Adults breathe about 12-16 breaths per minute. Children tend to have a faster breathing pattern that varies based on age and size. Children also have smaller lungs, so they have less oxygen in reserve. For these reasons, even a brief pause in breathing can cause a child to have low levels of oxygen in the blood. Children tend to take frequent, shallow breaths rather than slow, deep breaths. This also can cause a child with sleep apnea to have too much carbon dioxide in the blood.

Adults with sleep apnea often have fragmented sleep. They tend to wake up briefly after their breathing stops. Children with sleep apnea often do not wake up in response to pauses in breathing. They have a higher arousal threshold than adults. As a result, their sleep pattern tends to be fairly normal. If your child is experiencing difficulties with sleep maintenance, further evaluation is warranted.

Excessive daytime sleepiness is more common in adults with sleep apnea than in children with sleep apnea. Older children and teens are more likely than younger children to have this problem. Rather, inattention and/or hyperactivity may be seen in younger children with sleep apnea.

Many children with sleep apnea have a history of snoring. Snoring may be loud and may include obvious pauses in breathing and gasps for breath. Sometimes the snoring involves a continuous, partial obstruction without any obvious pauses or arousals. The child’s body may move in response to the pauses in breathing, and the child may appear to have restless sleep.

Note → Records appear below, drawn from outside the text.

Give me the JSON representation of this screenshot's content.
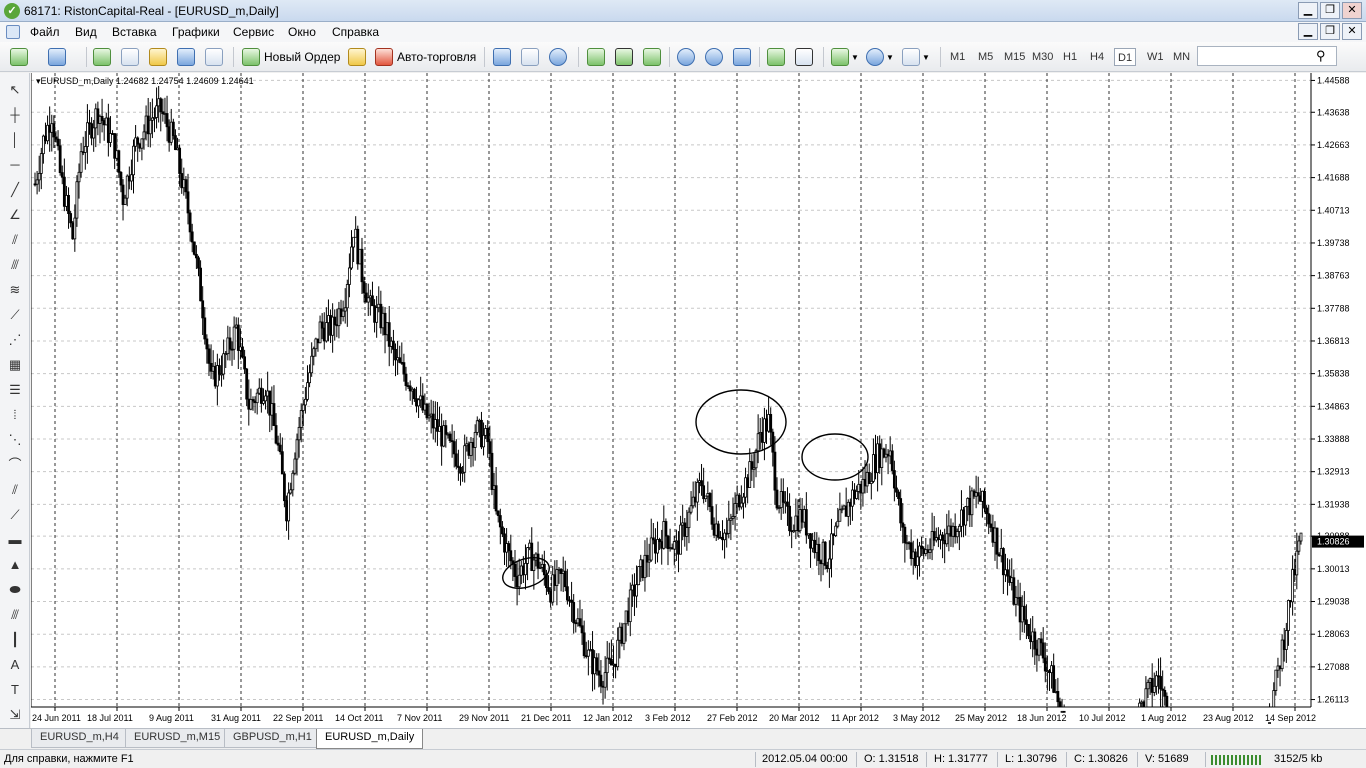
{
  "window": {
    "title": "68171: RistonCapital-Real - [EURUSD_m,Daily]",
    "icon": "terminal-logo-icon",
    "minimize": "▁",
    "restore": "❐",
    "close": "✕"
  },
  "menu": {
    "items": [
      "Файл",
      "Вид",
      "Вставка",
      "Графики",
      "Сервис",
      "Окно",
      "Справка"
    ]
  },
  "toolbar": {
    "new_order": "Новый Ордер",
    "auto_trading": "Авто-торговля",
    "timeframes": [
      "M1",
      "M5",
      "M15",
      "M30",
      "H1",
      "H4",
      "D1",
      "W1",
      "MN"
    ],
    "active_timeframe": "D1",
    "search_value": "",
    "search_icon": "magnifier-icon"
  },
  "chart": {
    "label": "EURUSD_m,Daily  1.24682 1.24754 1.24609 1.24641",
    "grid": "dashed",
    "background": "#ffffff",
    "candle_color": "#000000"
  },
  "chart_data": {
    "type": "candlestick",
    "symbol": "EURUSD_m",
    "timeframe": "Daily",
    "ohlc_last": {
      "open": 1.24682,
      "high": 1.24754,
      "low": 1.24609,
      "close": 1.24641
    },
    "price_ticks": [
      1.44588,
      1.43638,
      1.42663,
      1.41688,
      1.40713,
      1.39738,
      1.38763,
      1.37788,
      1.36813,
      1.35838,
      1.34863,
      1.33888,
      1.32913,
      1.31938,
      1.30988,
      1.30013,
      1.29038,
      1.28063,
      1.27088,
      1.26113
    ],
    "current_price": 1.30826,
    "ylim": [
      1.2595,
      1.4475
    ],
    "date_ticks": [
      "24 Jun 2011",
      "18 Jul 2011",
      "9 Aug 2011",
      "31 Aug 2011",
      "22 Sep 2011",
      "14 Oct 2011",
      "7 Nov 2011",
      "29 Nov 2011",
      "21 Dec 2011",
      "12 Jan 2012",
      "3 Feb 2012",
      "27 Feb 2012",
      "20 Mar 2012",
      "11 Apr 2012",
      "3 May 2012",
      "25 May 2012",
      "18 Jun 2012",
      "10 Jul 2012",
      "1 Aug 2012",
      "23 Aug 2012",
      "14 Sep 2012"
    ],
    "path_closes": [
      [
        0,
        1.415
      ],
      [
        4,
        1.428
      ],
      [
        8,
        1.436
      ],
      [
        12,
        1.418
      ],
      [
        18,
        1.399
      ],
      [
        22,
        1.425
      ],
      [
        30,
        1.437
      ],
      [
        38,
        1.426
      ],
      [
        42,
        1.411
      ],
      [
        48,
        1.427
      ],
      [
        56,
        1.435
      ],
      [
        60,
        1.437
      ],
      [
        66,
        1.428
      ],
      [
        74,
        1.404
      ],
      [
        80,
        1.378
      ],
      [
        84,
        1.356
      ],
      [
        90,
        1.362
      ],
      [
        96,
        1.372
      ],
      [
        102,
        1.349
      ],
      [
        110,
        1.355
      ],
      [
        116,
        1.336
      ],
      [
        120,
        1.318
      ],
      [
        124,
        1.336
      ],
      [
        130,
        1.356
      ],
      [
        136,
        1.372
      ],
      [
        142,
        1.372
      ],
      [
        148,
        1.382
      ],
      [
        152,
        1.402
      ],
      [
        156,
        1.388
      ],
      [
        160,
        1.378
      ],
      [
        166,
        1.374
      ],
      [
        172,
        1.362
      ],
      [
        180,
        1.355
      ],
      [
        186,
        1.346
      ],
      [
        192,
        1.342
      ],
      [
        198,
        1.336
      ],
      [
        204,
        1.332
      ],
      [
        210,
        1.342
      ],
      [
        216,
        1.338
      ],
      [
        220,
        1.316
      ],
      [
        226,
        1.304
      ],
      [
        230,
        1.298
      ],
      [
        236,
        1.304
      ],
      [
        240,
        1.302
      ],
      [
        246,
        1.294
      ],
      [
        252,
        1.298
      ],
      [
        258,
        1.286
      ],
      [
        264,
        1.274
      ],
      [
        270,
        1.268
      ],
      [
        276,
        1.272
      ],
      [
        282,
        1.286
      ],
      [
        288,
        1.298
      ],
      [
        294,
        1.306
      ],
      [
        300,
        1.311
      ],
      [
        306,
        1.306
      ],
      [
        312,
        1.316
      ],
      [
        318,
        1.326
      ],
      [
        324,
        1.314
      ],
      [
        330,
        1.31
      ],
      [
        336,
        1.322
      ],
      [
        342,
        1.33
      ],
      [
        346,
        1.341
      ],
      [
        350,
        1.344
      ],
      [
        354,
        1.322
      ],
      [
        360,
        1.314
      ],
      [
        366,
        1.316
      ],
      [
        372,
        1.307
      ],
      [
        378,
        1.303
      ],
      [
        384,
        1.314
      ],
      [
        390,
        1.322
      ],
      [
        396,
        1.326
      ],
      [
        402,
        1.334
      ],
      [
        408,
        1.336
      ],
      [
        414,
        1.31
      ],
      [
        420,
        1.304
      ],
      [
        426,
        1.306
      ],
      [
        432,
        1.31
      ],
      [
        438,
        1.312
      ],
      [
        444,
        1.318
      ],
      [
        450,
        1.322
      ],
      [
        456,
        1.314
      ],
      [
        462,
        1.302
      ],
      [
        468,
        1.29
      ],
      [
        474,
        1.282
      ],
      [
        480,
        1.276
      ],
      [
        486,
        1.266
      ],
      [
        490,
        1.255
      ],
      [
        500,
        1.24
      ],
      [
        510,
        1.236
      ],
      [
        520,
        1.248
      ],
      [
        530,
        1.262
      ],
      [
        536,
        1.268
      ],
      [
        540,
        1.258
      ],
      [
        548,
        1.232
      ],
      [
        556,
        1.228
      ],
      [
        564,
        1.236
      ],
      [
        570,
        1.24
      ],
      [
        576,
        1.238
      ],
      [
        582,
        1.24
      ],
      [
        588,
        1.254
      ],
      [
        592,
        1.266
      ],
      [
        596,
        1.28
      ],
      [
        600,
        1.296
      ],
      [
        604,
        1.31
      ]
    ]
  },
  "annotations": [
    "ellipse-1",
    "ellipse-2",
    "ellipse-3"
  ],
  "tabs": [
    "EURUSD_m,H4",
    "EURUSD_m,M15",
    "GBPUSD_m,H1",
    "EURUSD_m,Daily"
  ],
  "active_tab": "EURUSD_m,Daily",
  "status": {
    "help": "Для справки, нажмите F1",
    "datetime": "2012.05.04 00:00",
    "open": "O: 1.31518",
    "high": "H: 1.31777",
    "low": "L: 1.30796",
    "close": "C: 1.30826",
    "volume": "V: 51689",
    "traffic": "3152/5 kb"
  }
}
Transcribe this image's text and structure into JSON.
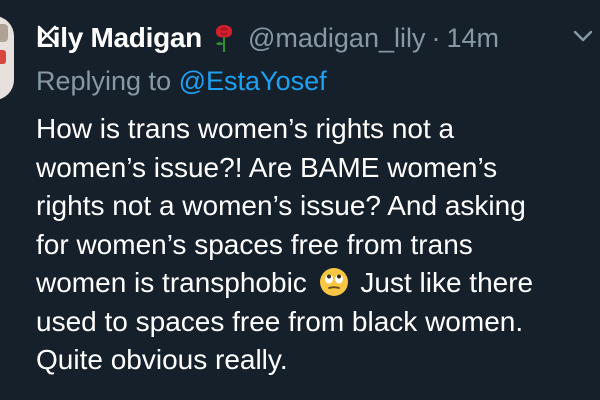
{
  "tweet": {
    "author_name": "Lily Madigan",
    "handle": "@madigan_lily",
    "separator": "·",
    "time": "14m",
    "reply_prefix": "Replying to",
    "reply_mention": "@EstaYosef",
    "body_lines": [
      "How is trans women’s rights not a",
      "women’s issue?! Are BAME women’s",
      "rights not a women’s issue? And asking",
      "for women’s spaces free from trans",
      "women is transphobic",
      "Just like there",
      "used to spaces free from black women.",
      "Quite obvious really."
    ],
    "icons": {
      "close": "close-icon",
      "rose": "rose-icon",
      "chevron": "chevron-down-icon",
      "emoji": "eye-roll-emoji-icon"
    }
  },
  "colors": {
    "background": "#15202b",
    "text": "#ffffff",
    "secondary_text": "#8899a6",
    "link": "#1da1f2",
    "rose": "#d0202e"
  }
}
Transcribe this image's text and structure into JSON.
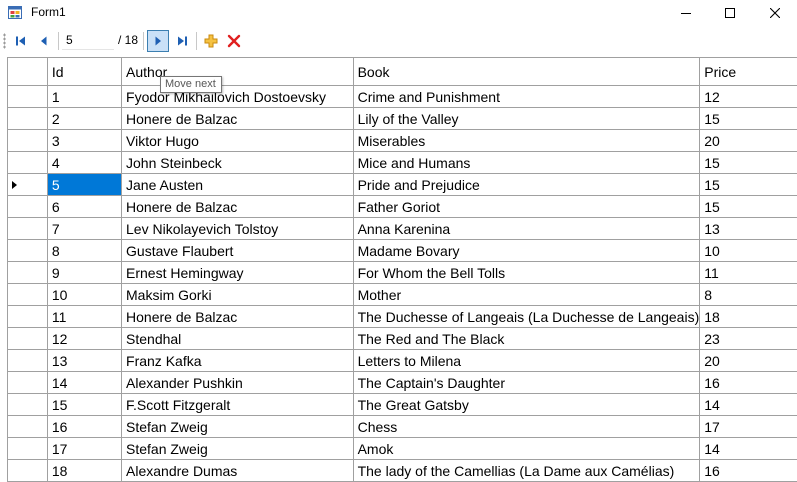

Younger children have a very flexible rib cage. As a result, the breathing problems can produce unusual movements of a child’s chest and abdomen. The rib cage may appear to move inward as the child inhales. Parents often notice that the child seems to be working hard to breathe. For healthy children over three years of age, this type of breathing is not normal.

In extreme cases, a child with untreated sleep apnea may develop a “funnel chest” over time. The ongoing breathing problems cause the sternum, or breastbone, to sink in. This produces a depression in the chest wall.

Children with sleep apnea may frequently shift positions during sleep and sometimes sleep in unusual positions. They may sleep sitting up or with the neck overextended to improve breathing. They also may sweat a lot during sleep and may have headaches in the morning. Bedwetting or sleep terrors also may occur.

Children with sleep apnea tend to breathe normally when they are awake. But it is common for them to breathe through the mouth. They may have frequent infections of the upper respiratory tract. Some children with sleep apnea have such large tonsils that they have a hard time swallowing.

Symptoms of sleep apnea tend to appear in the first few years of life but can occur at any age. Sleep apnea often remains undiagnosed for several years. In early childhood, sleep apnea can slow a child’s growth rate. Following treatment for sleep apnea, children tend to show gains in both height and weight. Untreated sleep apnea also can lead to high blood pressure.

Cognitive and behavioral problems are common in children with sleep apnea. These problems may include:

  • Aggressive behavior
  • Attention-deficit/hyperactivity disorder
  • Delays in development
  • Poor school performance
  • Mood changes and poor choices